Sources:

 

Beittel, June. “Mexico: Organized Crime and Drug Trafficking Organizations.” Congressional Research Service, 3 July 2018, pp. 1–28. https://fas.org/sgp/crs/row/R41576.pdf.

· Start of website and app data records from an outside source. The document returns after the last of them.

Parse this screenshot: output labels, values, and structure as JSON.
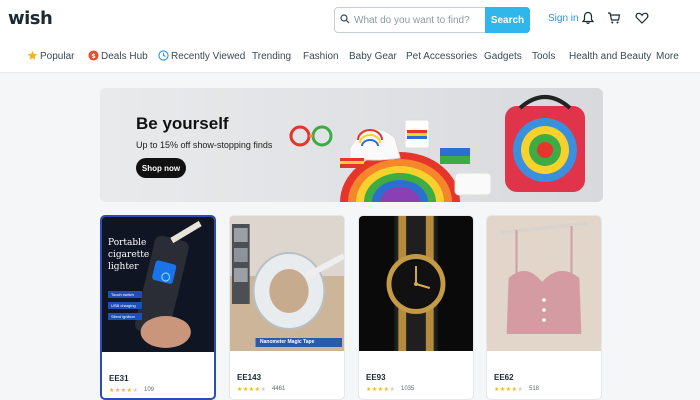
{
  "header": {
    "logo": "wish",
    "search_placeholder": "What do you want to find?",
    "search_button": "Search",
    "signin": "Sign in"
  },
  "nav": [
    {
      "label": "Popular"
    },
    {
      "label": "Deals Hub"
    },
    {
      "label": "Recently Viewed"
    },
    {
      "label": "Trending"
    },
    {
      "label": "Fashion"
    },
    {
      "label": "Baby Gear"
    },
    {
      "label": "Pet Accessories"
    },
    {
      "label": "Gadgets"
    },
    {
      "label": "Tools"
    },
    {
      "label": "Health and Beauty"
    },
    {
      "label": "More"
    }
  ],
  "banner": {
    "title": "Be yourself",
    "subtitle": "Up to 15% off show-stopping finds",
    "button": "Shop now"
  },
  "products": [
    {
      "price": "EE31",
      "rating": 4,
      "reviews": "109",
      "image_text": [
        "Portable",
        "cigarette",
        "lighter"
      ],
      "tags": [
        "Touch switch",
        "USB charging",
        "Silent ignition"
      ]
    },
    {
      "price": "EE143",
      "rating": 4,
      "reviews": "4461",
      "image_text": [
        "Nanometer Magic Tape"
      ]
    },
    {
      "price": "EE93",
      "rating": 4,
      "reviews": "1035"
    },
    {
      "price": "EE62",
      "rating": 4,
      "reviews": "518"
    }
  ],
  "colors": {
    "accent": "#2fb7ec",
    "link": "#2c8eea",
    "star": "#f5b519"
  }
}
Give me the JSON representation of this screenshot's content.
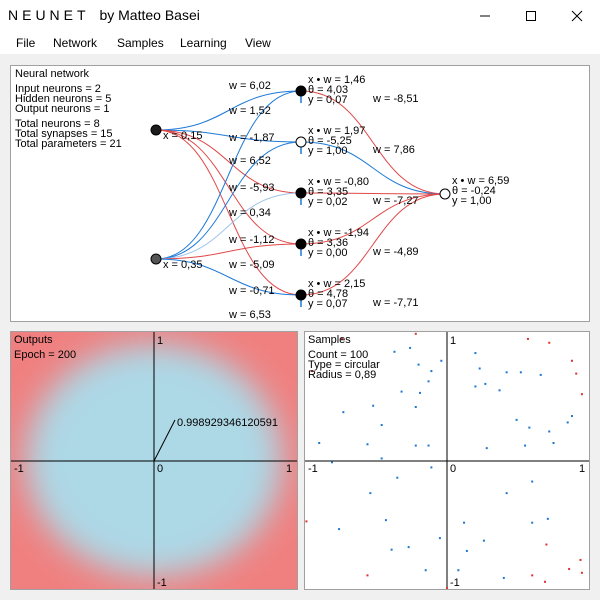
{
  "window": {
    "app_name": "NEUNET",
    "byline": "by Matteo Basei"
  },
  "menu": [
    "File",
    "Network",
    "Samples",
    "Learning",
    "View"
  ],
  "network": {
    "title": "Neural network",
    "stats": [
      "Input neurons = 2",
      "Hidden neurons = 5",
      "Output neurons = 1",
      "Total neurons = 8",
      "Total synapses = 15",
      "Total parameters = 21"
    ],
    "inputs": [
      {
        "label": "x = 0,15",
        "color": "#1c1c1c"
      },
      {
        "label": "x = 0,35",
        "color": "#555555"
      }
    ],
    "hidden": [
      {
        "xw": "x • w = 1,46",
        "theta": "θ = 4,03",
        "y": "y = 0,07",
        "w_out": "w = -8,51",
        "fill": "#000000",
        "w_in": [
          "w = 6,02",
          "w = 1,52"
        ]
      },
      {
        "xw": "x • w = 1,97",
        "theta": "θ = -5,25",
        "y": "y = 1,00",
        "w_out": "w = 7,86",
        "fill": "#ffffff",
        "w_in": [
          "w = -1,87",
          "w = 6,52"
        ]
      },
      {
        "xw": "x • w = -0,80",
        "theta": "θ = 3,35",
        "y": "y = 0,02",
        "w_out": "w = -7,27",
        "fill": "#000000",
        "w_in": [
          "w = -5,93",
          "w = 0,34"
        ]
      },
      {
        "xw": "x • w = -1,94",
        "theta": "θ = 3,36",
        "y": "y = 0,00",
        "w_out": "w = -4,89",
        "fill": "#000000",
        "w_in": [
          "w = -1,12",
          "w = -5,09"
        ]
      },
      {
        "xw": "x • w = 2,15",
        "theta": "θ = 4,78",
        "y": "y = 0,07",
        "w_out": "w = -7,71",
        "fill": "#000000",
        "w_in": [
          "w = -0,71",
          "w = 6,53"
        ]
      }
    ],
    "output": {
      "xw": "x • w = 6,59",
      "theta": "θ = -0,24",
      "y": "y = 1,00",
      "fill": "#ffffff"
    }
  },
  "outputs_panel": {
    "title": "Outputs",
    "epoch": "Epoch = 200",
    "axis": {
      "top": "1",
      "bottom": "-1",
      "left": "-1",
      "right": "1",
      "origin": "0"
    },
    "probe_value": "0.998929346120591",
    "colors": {
      "inside": "#add8e6",
      "outside": "#f08080"
    }
  },
  "samples_panel": {
    "title": "Samples",
    "count": "Count = 100",
    "type": "Type = circular",
    "radius": "Radius = 0,89",
    "axis": {
      "top": "1",
      "bottom": "-1",
      "left": "-1",
      "right": "1",
      "origin": "0"
    },
    "colors": {
      "blue": "#1f77d0",
      "red": "#e03030"
    }
  },
  "chart_data": {
    "type": "scatter",
    "title": "Samples",
    "xlim": [
      -1,
      1
    ],
    "ylim": [
      -1,
      1
    ],
    "series": [
      {
        "name": "",
        "color": "#1f77d0",
        "points": [
          [
            -0.37,
            0.85
          ],
          [
            -0.26,
            0.88
          ],
          [
            -0.2,
            0.75
          ],
          [
            -0.04,
            0.78
          ],
          [
            -0.11,
            0.7
          ],
          [
            -0.13,
            0.62
          ],
          [
            -0.19,
            0.53
          ],
          [
            -0.32,
            0.54
          ],
          [
            0.2,
            0.84
          ],
          [
            0.27,
            0.6
          ],
          [
            0.23,
            0.72
          ],
          [
            0.42,
            0.69
          ],
          [
            0.37,
            0.55
          ],
          [
            0.2,
            0.58
          ],
          [
            0.52,
            0.69
          ],
          [
            0.66,
            0.67
          ],
          [
            -0.73,
            0.38
          ],
          [
            -0.52,
            0.43
          ],
          [
            -0.46,
            0.28
          ],
          [
            -0.22,
            0.42
          ],
          [
            0.49,
            0.32
          ],
          [
            0.58,
            0.26
          ],
          [
            0.72,
            0.23
          ],
          [
            0.85,
            0.3
          ],
          [
            0.88,
            0.35
          ],
          [
            -0.9,
            0.14
          ],
          [
            -0.56,
            0.13
          ],
          [
            -0.22,
            0.12
          ],
          [
            -0.13,
            0.12
          ],
          [
            0.28,
            0.1
          ],
          [
            0.55,
            0.12
          ],
          [
            0.75,
            0.14
          ],
          [
            -0.46,
            0.02
          ],
          [
            -0.35,
            -0.13
          ],
          [
            -0.54,
            -0.25
          ],
          [
            -0.81,
            -0.01
          ],
          [
            -0.11,
            -0.05
          ],
          [
            0.42,
            -0.25
          ],
          [
            0.6,
            -0.16
          ],
          [
            -0.43,
            -0.46
          ],
          [
            -0.76,
            -0.53
          ],
          [
            -0.39,
            -0.69
          ],
          [
            -0.27,
            -0.67
          ],
          [
            -0.05,
            -0.6
          ],
          [
            0.12,
            -0.48
          ],
          [
            0.26,
            -0.62
          ],
          [
            0.6,
            -0.48
          ],
          [
            0.71,
            -0.45
          ],
          [
            -0.15,
            -0.85
          ],
          [
            0.08,
            -0.85
          ],
          [
            0.14,
            -0.7
          ],
          [
            0.4,
            -0.91
          ]
        ]
      },
      {
        "name": "",
        "color": "#e03030",
        "points": [
          [
            -0.74,
            0.95
          ],
          [
            -0.22,
            0.99
          ],
          [
            0.57,
            0.95
          ],
          [
            0.72,
            0.92
          ],
          [
            0.88,
            0.78
          ],
          [
            0.91,
            0.68
          ],
          [
            0.95,
            0.52
          ],
          [
            -0.99,
            -0.47
          ],
          [
            0.86,
            -0.84
          ],
          [
            0.94,
            -0.77
          ],
          [
            0.95,
            -0.87
          ],
          [
            0.69,
            -0.94
          ],
          [
            0.6,
            -0.89
          ],
          [
            -0.56,
            -0.89
          ],
          [
            0.0,
            -0.99
          ],
          [
            0.7,
            -0.65
          ],
          [
            -0.95,
            0.7
          ]
        ]
      }
    ]
  }
}
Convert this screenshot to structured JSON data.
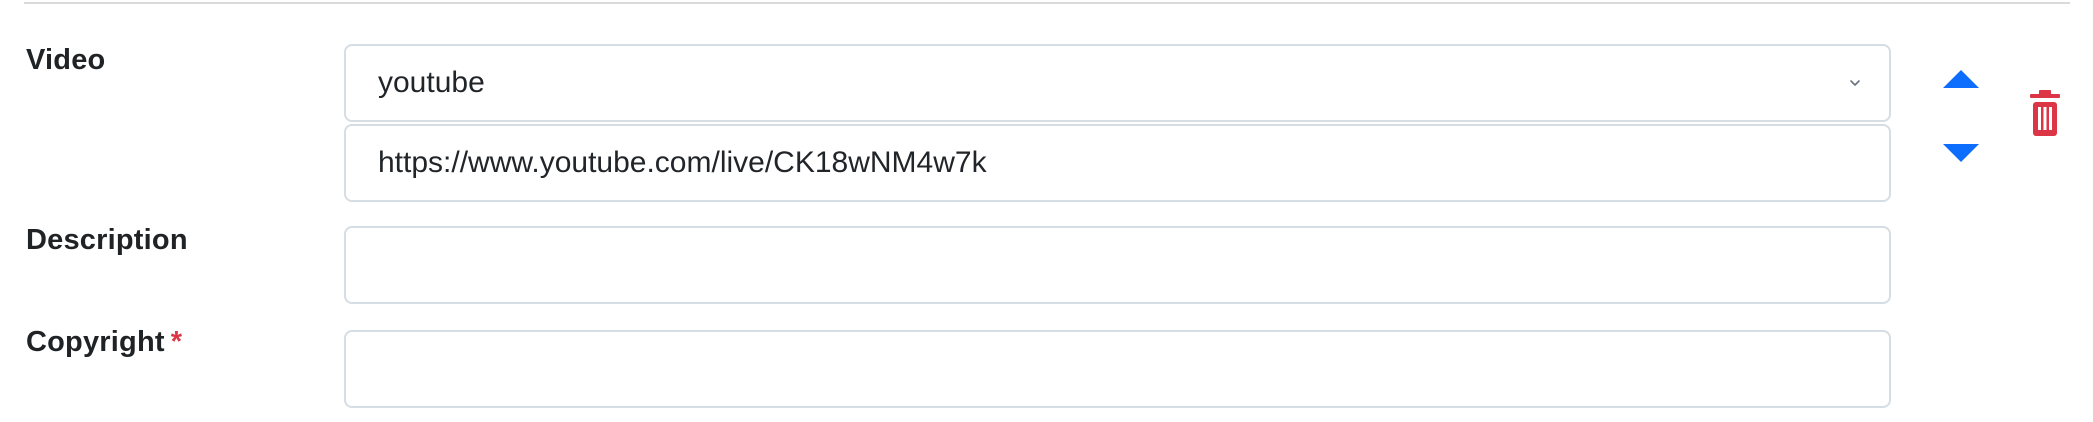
{
  "labels": {
    "video": "Video",
    "description": "Description",
    "copyright": "Copyright",
    "required_marker": "*"
  },
  "video": {
    "provider": "youtube",
    "url": "https://www.youtube.com/live/CK18wNM4w7k"
  },
  "description": {
    "value": ""
  },
  "copyright": {
    "value": ""
  },
  "controls": {
    "move_up_icon": "caret-up-icon",
    "move_down_icon": "caret-down-icon",
    "delete_icon": "trash-icon",
    "select_icon": "chevron-down-icon"
  },
  "colors": {
    "accent_blue": "#0d6efd",
    "danger_red": "#dc3545",
    "border": "#d6dde3"
  }
}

Feuer, Alan. “El Chapo Drugged and Raped 13-Year-Old Girls, Witness Claims.” The New York Times, The New York Times, 2 Feb. 2019. www.nytimes.com/2019/02/02/nyregion/el-chapo-trial.html.

 

Keneally, Meghan. “How El Chapo’s Sinaloa Drug Cartel Spread Its Reach Across US.” ABC News, ABC News Network, 13 July 2015. www.abcnews.go.com/International/el-chapos-sinaloa-drug-cartel-spread-reach-us/story?id=32421054.

 

Robinson, Carol. “Mexico’s Sinaloa Drug Cartel Leaving Deadly Mark on Alabama.” AL.com, Advance Local Media LLC., 23 July 2018. www.al.com/news/birmingham/index.ssf/2018/07/what_is_the_sinaloa_mexican_dr.html.

 

“Sinaloa Cartel.” InSight Crime, 30 Jan. 2018. www.insightcrime.org/mexico-organized-crime-news/sinaloa-cartel-profile/.

 

“The Verdict.” Chapo: Kingpin on Trial. VICE News/Spotify. 19 February 2019. https://open.spotify.com/show/3iZGZfoQX9kfzdZtAYi2s2?si=wxEH63CcQD2B50avZt8XJg.

 

Verza, Maria, and Mark Stevenson. “After El Chapo Conviction, Sinaloa Drug Cartel Carries On.” PBS, KPBS, 12 Feb. 2019. www.pbs.org/newshour/world/after-el-chapo-conviction-sinaloa-drug-cartel-carries-on.

 

Verza, Maria, and Mark Stevenson. “Despite ‘El Chapo’ Arrest, Mexico’s Powerful Sinaloa Drug Cartel Still Raking in Cash around the World.” The Japan Times, 13 Feb. 2019. www.japantimes.co.jp/news/2019/02/13/world/crime-legal-world/despite-el-chapo-arrest-mexicos-powerful-sinaloa-drug-cartel-still-raking-cash-around-world/#.XGxRBc9KigQ.